> DATA
□ □ □ □ □ □ □
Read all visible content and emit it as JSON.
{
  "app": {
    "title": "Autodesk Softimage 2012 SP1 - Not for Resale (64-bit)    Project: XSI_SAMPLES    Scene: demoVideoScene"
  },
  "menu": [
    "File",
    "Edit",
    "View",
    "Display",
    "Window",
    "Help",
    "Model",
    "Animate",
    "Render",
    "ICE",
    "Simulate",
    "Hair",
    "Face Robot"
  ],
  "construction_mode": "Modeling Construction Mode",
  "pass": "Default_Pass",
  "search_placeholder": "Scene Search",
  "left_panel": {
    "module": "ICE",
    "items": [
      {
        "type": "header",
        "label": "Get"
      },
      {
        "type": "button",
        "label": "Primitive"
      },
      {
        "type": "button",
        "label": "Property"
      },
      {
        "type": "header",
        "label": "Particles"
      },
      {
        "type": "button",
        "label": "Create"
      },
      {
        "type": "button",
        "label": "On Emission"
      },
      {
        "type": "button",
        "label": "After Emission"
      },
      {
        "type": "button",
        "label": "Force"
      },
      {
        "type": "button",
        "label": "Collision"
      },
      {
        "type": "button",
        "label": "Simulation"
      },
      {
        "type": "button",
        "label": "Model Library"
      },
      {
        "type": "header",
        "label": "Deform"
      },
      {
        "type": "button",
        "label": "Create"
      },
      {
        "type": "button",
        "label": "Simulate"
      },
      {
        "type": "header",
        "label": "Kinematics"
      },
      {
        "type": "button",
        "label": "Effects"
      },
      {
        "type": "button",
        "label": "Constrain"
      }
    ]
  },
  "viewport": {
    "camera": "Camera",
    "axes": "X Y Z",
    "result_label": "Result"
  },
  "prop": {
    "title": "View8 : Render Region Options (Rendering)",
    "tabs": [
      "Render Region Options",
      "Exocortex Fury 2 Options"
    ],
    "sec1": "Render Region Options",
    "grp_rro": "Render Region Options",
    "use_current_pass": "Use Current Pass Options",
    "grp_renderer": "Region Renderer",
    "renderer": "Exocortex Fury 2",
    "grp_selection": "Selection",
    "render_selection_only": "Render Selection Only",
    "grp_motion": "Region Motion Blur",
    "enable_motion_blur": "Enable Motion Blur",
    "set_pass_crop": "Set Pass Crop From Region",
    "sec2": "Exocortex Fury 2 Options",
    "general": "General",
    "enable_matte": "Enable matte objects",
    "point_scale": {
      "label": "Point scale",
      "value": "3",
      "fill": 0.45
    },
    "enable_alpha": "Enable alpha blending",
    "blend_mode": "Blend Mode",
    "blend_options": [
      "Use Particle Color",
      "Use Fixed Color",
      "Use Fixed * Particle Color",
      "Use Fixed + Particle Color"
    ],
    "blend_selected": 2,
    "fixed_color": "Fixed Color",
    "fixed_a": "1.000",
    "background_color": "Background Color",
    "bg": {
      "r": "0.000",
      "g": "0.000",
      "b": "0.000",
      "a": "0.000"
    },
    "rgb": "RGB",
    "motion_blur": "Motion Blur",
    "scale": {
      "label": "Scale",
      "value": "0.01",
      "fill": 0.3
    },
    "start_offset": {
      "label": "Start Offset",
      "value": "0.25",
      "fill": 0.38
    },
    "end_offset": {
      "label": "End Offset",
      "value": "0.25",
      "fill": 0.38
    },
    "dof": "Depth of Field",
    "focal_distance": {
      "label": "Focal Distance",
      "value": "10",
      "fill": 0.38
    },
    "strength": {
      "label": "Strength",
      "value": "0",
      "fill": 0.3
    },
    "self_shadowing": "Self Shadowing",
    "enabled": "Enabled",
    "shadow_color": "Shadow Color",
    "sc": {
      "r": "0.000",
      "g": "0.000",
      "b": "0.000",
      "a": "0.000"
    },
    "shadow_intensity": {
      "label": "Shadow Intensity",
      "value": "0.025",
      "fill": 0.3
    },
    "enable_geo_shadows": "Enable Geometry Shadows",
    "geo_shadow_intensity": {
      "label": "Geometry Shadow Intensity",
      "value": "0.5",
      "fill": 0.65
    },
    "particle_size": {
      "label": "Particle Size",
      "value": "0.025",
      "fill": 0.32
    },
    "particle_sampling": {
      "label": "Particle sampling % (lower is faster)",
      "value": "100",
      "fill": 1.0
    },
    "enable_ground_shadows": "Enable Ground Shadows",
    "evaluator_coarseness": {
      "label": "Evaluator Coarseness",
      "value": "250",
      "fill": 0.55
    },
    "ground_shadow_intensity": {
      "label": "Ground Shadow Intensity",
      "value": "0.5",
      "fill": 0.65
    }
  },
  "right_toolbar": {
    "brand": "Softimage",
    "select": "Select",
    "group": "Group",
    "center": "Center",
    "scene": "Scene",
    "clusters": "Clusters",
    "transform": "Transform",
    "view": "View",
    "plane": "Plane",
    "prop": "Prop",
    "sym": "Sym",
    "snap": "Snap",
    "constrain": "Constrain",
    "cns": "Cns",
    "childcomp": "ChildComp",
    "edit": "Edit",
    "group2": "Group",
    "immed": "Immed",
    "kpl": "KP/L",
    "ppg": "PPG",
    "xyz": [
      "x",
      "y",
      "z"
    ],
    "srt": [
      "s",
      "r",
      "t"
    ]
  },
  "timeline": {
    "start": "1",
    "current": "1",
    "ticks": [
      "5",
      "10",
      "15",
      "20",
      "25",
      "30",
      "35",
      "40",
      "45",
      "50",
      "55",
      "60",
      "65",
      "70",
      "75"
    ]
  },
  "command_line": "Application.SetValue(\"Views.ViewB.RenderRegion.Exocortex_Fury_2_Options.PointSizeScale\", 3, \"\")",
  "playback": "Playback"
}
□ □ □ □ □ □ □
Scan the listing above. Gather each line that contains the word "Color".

      "Use Particle Color",
      "Use Fixed Color",
      "Use Fixed * Particle Color",
      "Use Fixed + Particle Color"
    "fixed_color": "Fixed Color",
    "background_color": "Background Color",
    "shadow_color": "Shadow Color",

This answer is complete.